- What you need to do -
Where the records below show the word "Running" in a line, please copy that line.

+++ Task material

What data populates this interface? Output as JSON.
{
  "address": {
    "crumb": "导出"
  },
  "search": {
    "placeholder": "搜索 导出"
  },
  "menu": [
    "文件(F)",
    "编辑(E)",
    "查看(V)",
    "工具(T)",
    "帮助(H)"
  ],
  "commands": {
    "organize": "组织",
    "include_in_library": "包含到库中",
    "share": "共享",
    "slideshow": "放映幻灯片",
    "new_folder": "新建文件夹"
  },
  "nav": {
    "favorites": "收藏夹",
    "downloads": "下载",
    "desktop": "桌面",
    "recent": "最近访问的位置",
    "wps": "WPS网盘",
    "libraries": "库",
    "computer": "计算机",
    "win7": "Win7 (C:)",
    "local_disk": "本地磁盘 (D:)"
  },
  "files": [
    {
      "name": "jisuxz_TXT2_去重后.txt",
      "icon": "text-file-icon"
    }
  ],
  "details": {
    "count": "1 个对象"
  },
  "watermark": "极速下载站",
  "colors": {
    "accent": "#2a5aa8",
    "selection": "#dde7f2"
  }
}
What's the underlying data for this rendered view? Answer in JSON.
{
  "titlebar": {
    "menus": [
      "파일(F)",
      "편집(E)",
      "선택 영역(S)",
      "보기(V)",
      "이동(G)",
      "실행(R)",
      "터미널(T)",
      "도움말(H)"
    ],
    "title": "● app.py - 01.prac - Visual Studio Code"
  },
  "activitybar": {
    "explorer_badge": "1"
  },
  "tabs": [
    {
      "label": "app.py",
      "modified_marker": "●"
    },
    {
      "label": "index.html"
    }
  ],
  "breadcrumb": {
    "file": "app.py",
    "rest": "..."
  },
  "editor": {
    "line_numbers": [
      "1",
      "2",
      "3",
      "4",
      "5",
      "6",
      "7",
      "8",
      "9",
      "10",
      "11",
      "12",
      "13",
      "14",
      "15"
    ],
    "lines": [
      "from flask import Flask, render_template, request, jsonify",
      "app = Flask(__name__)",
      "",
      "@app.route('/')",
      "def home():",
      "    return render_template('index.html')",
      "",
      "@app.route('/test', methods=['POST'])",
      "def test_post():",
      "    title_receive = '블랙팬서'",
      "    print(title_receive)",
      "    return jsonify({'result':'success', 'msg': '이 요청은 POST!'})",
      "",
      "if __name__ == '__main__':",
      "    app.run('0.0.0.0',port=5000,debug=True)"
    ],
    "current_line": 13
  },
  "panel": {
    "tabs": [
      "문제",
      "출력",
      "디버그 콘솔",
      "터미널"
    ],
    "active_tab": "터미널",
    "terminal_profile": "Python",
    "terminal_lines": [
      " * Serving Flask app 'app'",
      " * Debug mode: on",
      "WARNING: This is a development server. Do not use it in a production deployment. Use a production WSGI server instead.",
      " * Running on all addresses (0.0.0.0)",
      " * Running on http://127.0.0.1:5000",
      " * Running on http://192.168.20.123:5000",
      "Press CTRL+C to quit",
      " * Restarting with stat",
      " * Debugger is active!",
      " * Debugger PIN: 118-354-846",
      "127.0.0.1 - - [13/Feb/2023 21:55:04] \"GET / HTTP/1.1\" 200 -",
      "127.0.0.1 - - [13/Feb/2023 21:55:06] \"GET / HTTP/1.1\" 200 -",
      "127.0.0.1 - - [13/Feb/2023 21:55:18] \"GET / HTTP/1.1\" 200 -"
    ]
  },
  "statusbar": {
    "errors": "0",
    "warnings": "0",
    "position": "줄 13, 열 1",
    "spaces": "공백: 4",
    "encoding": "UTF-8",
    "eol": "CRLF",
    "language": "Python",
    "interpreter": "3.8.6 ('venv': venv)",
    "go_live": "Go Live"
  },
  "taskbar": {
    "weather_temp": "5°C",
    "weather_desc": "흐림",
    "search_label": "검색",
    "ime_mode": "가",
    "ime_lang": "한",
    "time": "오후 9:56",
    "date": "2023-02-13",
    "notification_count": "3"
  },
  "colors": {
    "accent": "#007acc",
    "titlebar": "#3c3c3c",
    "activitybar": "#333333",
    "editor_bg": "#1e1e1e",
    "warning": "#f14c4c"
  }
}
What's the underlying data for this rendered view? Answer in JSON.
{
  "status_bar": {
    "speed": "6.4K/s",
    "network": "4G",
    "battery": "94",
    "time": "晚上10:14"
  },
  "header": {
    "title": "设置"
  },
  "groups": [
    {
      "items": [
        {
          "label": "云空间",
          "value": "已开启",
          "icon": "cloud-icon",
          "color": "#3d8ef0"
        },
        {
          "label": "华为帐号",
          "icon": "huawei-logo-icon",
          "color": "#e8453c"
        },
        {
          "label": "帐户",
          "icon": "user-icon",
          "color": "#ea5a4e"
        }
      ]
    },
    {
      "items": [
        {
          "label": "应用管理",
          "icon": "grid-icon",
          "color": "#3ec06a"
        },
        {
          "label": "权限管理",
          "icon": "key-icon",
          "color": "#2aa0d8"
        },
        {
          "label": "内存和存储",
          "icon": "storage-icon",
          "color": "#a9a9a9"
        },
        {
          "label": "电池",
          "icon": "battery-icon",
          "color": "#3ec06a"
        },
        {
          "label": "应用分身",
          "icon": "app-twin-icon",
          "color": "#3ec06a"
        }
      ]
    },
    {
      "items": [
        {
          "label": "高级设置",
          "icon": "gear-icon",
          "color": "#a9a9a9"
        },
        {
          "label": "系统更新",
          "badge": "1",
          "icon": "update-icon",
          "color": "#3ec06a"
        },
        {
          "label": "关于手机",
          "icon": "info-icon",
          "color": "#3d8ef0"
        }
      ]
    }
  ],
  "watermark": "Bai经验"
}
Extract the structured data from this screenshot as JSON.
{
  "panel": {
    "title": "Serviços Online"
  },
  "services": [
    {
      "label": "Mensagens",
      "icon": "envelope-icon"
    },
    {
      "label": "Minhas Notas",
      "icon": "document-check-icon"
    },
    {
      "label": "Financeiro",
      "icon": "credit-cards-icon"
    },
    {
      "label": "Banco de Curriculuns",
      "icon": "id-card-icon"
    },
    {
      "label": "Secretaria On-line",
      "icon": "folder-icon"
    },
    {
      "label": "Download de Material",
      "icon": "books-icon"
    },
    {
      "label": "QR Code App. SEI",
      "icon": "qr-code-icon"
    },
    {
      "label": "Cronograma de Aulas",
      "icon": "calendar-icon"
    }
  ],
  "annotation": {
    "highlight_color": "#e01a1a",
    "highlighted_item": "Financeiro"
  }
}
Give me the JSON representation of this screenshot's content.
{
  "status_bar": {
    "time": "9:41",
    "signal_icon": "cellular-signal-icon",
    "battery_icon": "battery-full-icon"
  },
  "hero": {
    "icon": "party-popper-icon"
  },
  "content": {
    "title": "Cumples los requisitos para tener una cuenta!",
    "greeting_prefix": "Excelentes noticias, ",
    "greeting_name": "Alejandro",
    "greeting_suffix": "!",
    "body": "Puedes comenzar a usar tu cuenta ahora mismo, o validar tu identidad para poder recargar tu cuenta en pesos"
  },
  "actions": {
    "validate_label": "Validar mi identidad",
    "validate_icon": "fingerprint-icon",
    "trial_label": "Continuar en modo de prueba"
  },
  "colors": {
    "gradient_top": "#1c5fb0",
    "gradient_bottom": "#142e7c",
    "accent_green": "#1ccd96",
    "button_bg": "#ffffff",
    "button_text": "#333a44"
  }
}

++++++

- Response to this task -
      " * Running on all addresses (0.0.0.0)",
      " * Running on http://127.0.0.1:5000",
      " * Running on http://192.168.20.123:5000",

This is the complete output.